"We have had some isolated issues. Any time you have a storm like this, you have potential for plugged drains," said Jeff Mize, spokesman for Clark County Public Works. "Obviously, there will be some standing water, and we remind people to drive safe."

In Vancouver, problems typically arise when leaves or some other objects are blocking storm drains, said Loretta Callahan, Vancouver Public Works spokeswoman.

If leaves are clogging a drain, city officials recommend residents use a rake or broom to clear the drain, if it can be done from the safety of the sidewalk.

City public works crews worked the swing and graveyard shifts Monday night, trying to clear some of the more than 13,000 stormwater catch basins in the city, Callahan said.

A tree fell onto Highway 14 at Cape Horn east of Washougal around 2:30 p.m. and was removed by highway workers by 3:19 p.m.

Routes to coast closed

No roads were closed in Clark County, however three Southwest Washington routes to the coast were closed.

U.S. Highway 101 was closed at the Astoria-Megler Bridge on Monday morning when high winds tipped a semi-truck over on the center span. State Highway 4 was closed from Jacobson Road to Mill Creek Road (mileposts 36 to 48) due to water over the roadway, along with state Highway 6 at Bilow Road to Frances (mileposts 13 to 17) and White Road, just west of the South Fork Chehalis River Bridge.

Four school buses serving Yacolt Primary School and Amboy Middle School were detoured Monday afternoon due to the weather, said Gregg Herrington, spokesman for Battle Ground Public Schools.

A tree fell into a power line at 22102 N.E. W.H. Garner Road, about two miles west of Yacolt. Two of the four buses had students aboard.

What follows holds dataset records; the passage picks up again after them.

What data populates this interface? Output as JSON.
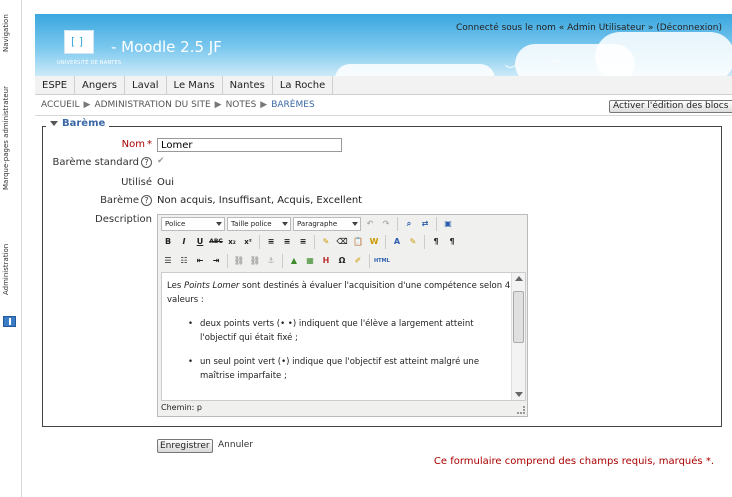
{
  "dock": {
    "tabs": [
      "Navigation",
      "Marque-pages administrateur",
      "Administration"
    ]
  },
  "header": {
    "logo_caption": "UNIVERSITÉ DE NANTES",
    "site_title": "- Moodle 2.5 JF",
    "login_text": "Connecté sous le nom « Admin Utilisateur » (Déconnexion)"
  },
  "custommenu": [
    "ESPE",
    "Angers",
    "Laval",
    "Le Mans",
    "Nantes",
    "La Roche"
  ],
  "breadcrumb": [
    "ACCUEIL",
    "ADMINISTRATION DU SITE",
    "NOTES",
    "BARÈMES"
  ],
  "breadcrumb_sep": "▶",
  "edit_button": "Activer l'édition des blocs",
  "form": {
    "legend": "Barème",
    "name_label": "Nom",
    "required_mark": "*",
    "name_value": "Lomer",
    "standard_label": "Barème standard",
    "used_label": "Utilisé",
    "used_value": "Oui",
    "scale_label": "Barème",
    "scale_value": "Non acquis, Insuffisant, Acquis, Excellent",
    "description_label": "Description",
    "help_glyph": "?"
  },
  "editor": {
    "font_select": "Police",
    "size_select": "Taille police",
    "format_select": "Paragraphe",
    "intro_before": "Les ",
    "intro_em": "Points Lomer",
    "intro_after": " sont destinés à évaluer l'acquisition d'une compétence selon 4 valeurs :",
    "bullets": [
      "deux points verts (• •) indiquent que l'élève a largement atteint l'objectif qui était fixé ;",
      "un seul point vert (•) indique que l'objectif est atteint malgré une maîtrise imparfaite ;"
    ],
    "path": "Chemin: p"
  },
  "buttons": {
    "save": "Enregistrer",
    "cancel": "Annuler"
  },
  "required_note": "Ce formulaire comprend des champs requis, marqués"
}
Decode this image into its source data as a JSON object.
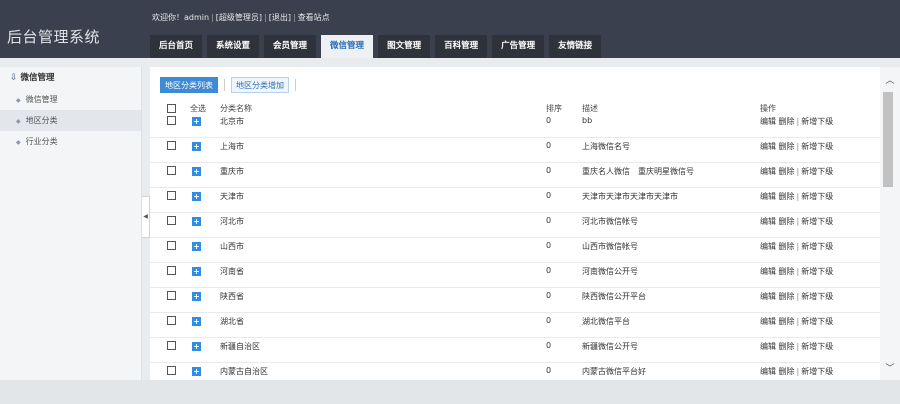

Heavy rain and strong winds pounded the Pacific Northwest, impacting not just roadways but railways as well, the state Department of Transportation reported. Two mudslides closed a track north of Seattle, with train traffic suspended for 48 hours. Passengers from affected trains were bused through the area. Train traffic will resume normal operations after 1 p.m. Wednesday, if the tracks remain clear, the department said.

Falling trees caused damage, power outages and even injured a Portland police officer. The officer was participating in ATV training on Hayden Island when a tree fell on him. The officer was in surgery at a Portland hospital Monday night. His name was not released.

A 100-foot cedar tree narrowly missed a house in Salmon Creek.

Robert Murphy, 59, was sitting in a recliner watching television when he heard a loud boom. He looked to his right and saw a tree just outside the living room window, about three feet from him.

"You can imagine my surprise," he said. "I look to my side and there's a tree next to me."

The cedar tree split and fell from his neighbor's yard, grazed the back of his house at 308 N.E. 134th Circle and landed in his backyard dog run.

"We could hear it just whoosh," said Murphy's wife, Sara, 54.

Although the tree broke two fences, the house appeared to be unscathed.

There were eight people in the house at the time, including six kids. Sara Murphy was worried about her 3-year-old daughter, who was in the back bedroom at the time.

"Those kind of events make you worry about the worst," she said.